After last night's dismantling of the Thunder, a game controlled from start to finish and every point between by the Lakers, the defending champs were barraged by the media with "So why can't you guys do this every game? questions.
A legit query, considering the Lakers have spent much of the postseason's first round playing against their strengths -- and often logic.
The puzzling list:
1-The Lakers' interior play often took a backseat to perimeter shots (despite a terrible percentage from downtown).
2-Long misses that created transition opportunities where the Thunder are most dangerous.
3- Stagnant ball movement.
4-Impatient shot selection.
These choices constantly left the Lakers' defense in a bad position.
Basically, the opposite of what one expects from a veteran "been there, done that" team. The Bizarro-Spurs, if you will.
It might comfort some to learn game five was the result of a light bulb going off. A mystery solved. A new way to counter OKC's active, fronting defense of the Laker bigs or penetrate previously unavailable creases. "Eureka!" in some way, shape or form.
Actually, the answer was more "Just do it!"
The general consensus in talking with players is success didn't come through changes strategical, but rather mental. A group-wide conscientious decision to obey a game plan. Slow the pace to their liking. Work from the inside. Move the ball. Move bodies. There was a willingness to get on the same page of the same book and refuse to read anything else. To patiently stay on point and never deviate no matter how tempting the urge. Disciplined unification.
In running this scheme to perfection, the Lakers racked 27 assists, but big dimes also came via a detailed Monday practice and Tuesday shoot around. "We went through our offense," explained Bynum. "From top to bottom yesterday at practice. (While) executing we saw that when we move the basketball and move ourselves, it's very easy to score."

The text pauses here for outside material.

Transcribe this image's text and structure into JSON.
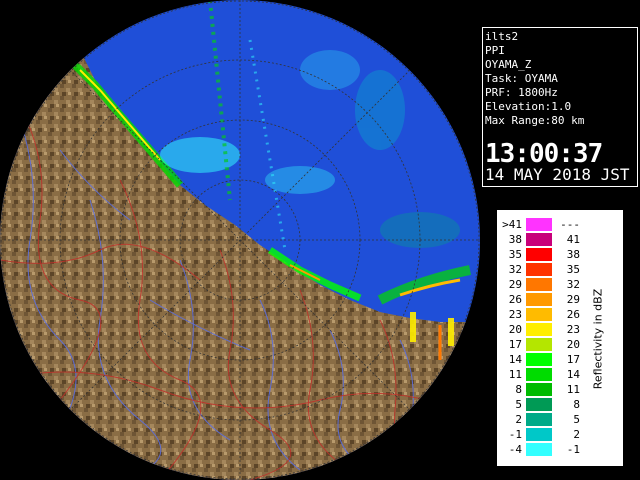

But despite this common knowledge, the 2010 season has often featured a frustrating cycle. The Lakers talk up the benefits of sharing the ball, working inside, cutting, staying on point, etc., then inevitably blow off the triangle a game or two later. Eventually they'll embrace it again, then go off the reservation. Thus, it begs the question. If the Lakers typically play best operating within the confines of their system, why the deviations into iso-heavy/passing-light play?
As Drew later explained, because more often than not they manage to get by, the better laid plans of mice and men be damned.
"I think we fall into that because we're so talented we can do that. Everybody is capable of having a big game by doing isolation basketball."
True. But that doesn't mean the team's overall performance will equal that from one or two players. There's a difference between merely winning a game and flat out crushing. Drew, along with everybody else, knows this. "When we play together and we move, nobody can stop us."
Obviously, this isn't matter as simple as saying "triangle" and snapping ones fingers. There are aspects like spacing, recognition, initiation, etc. You have to make crisp passes. You have to can the shots. Plus, the opponent does actually get a say in the matter. This isn't an exact, automatic science. Sometimes, a blueprint comes up short.
But more often than not, in bigger picture terms, if you ask players if the lack of execution comes from being denied or denying themselves, the issue is almost always the latter.
"It's more of us saying we're gonna do this," insisted Luke Walton.
I guess it could be ironically comforting to know the team holds such control over its fate. Still, it's awfully perplexing to witnessed this power frequently devalued. For what it's worth, this lack of focus and patience may cause fans to bang their heads against the wall, but they're not alone.
"It makes no sense," said Walton when I asked about inclinations to drift away from consistent execution. "I still can't figure it out. It's frustrating. That's why the media's up and down on us all the time. It really doesn't make sense that we don't play like that all the time."
So what's a purple and gold enthusiast to do as the playoffs continue forward? Perhaps ESPNLA.com's Dave McMenamin really does have the answer. The "Jekyll and Hyde" nature ain't going anywhere, so perhaps it's time for the Laker Nation to give in, wrap its arms around this bipolar soul and give it a big ol' smooch. For better or (hopefully not) worse, this is who the Lakers are.
But it's nice to know they feel and understand your pain, even if they're the ones willfully inducing the agony.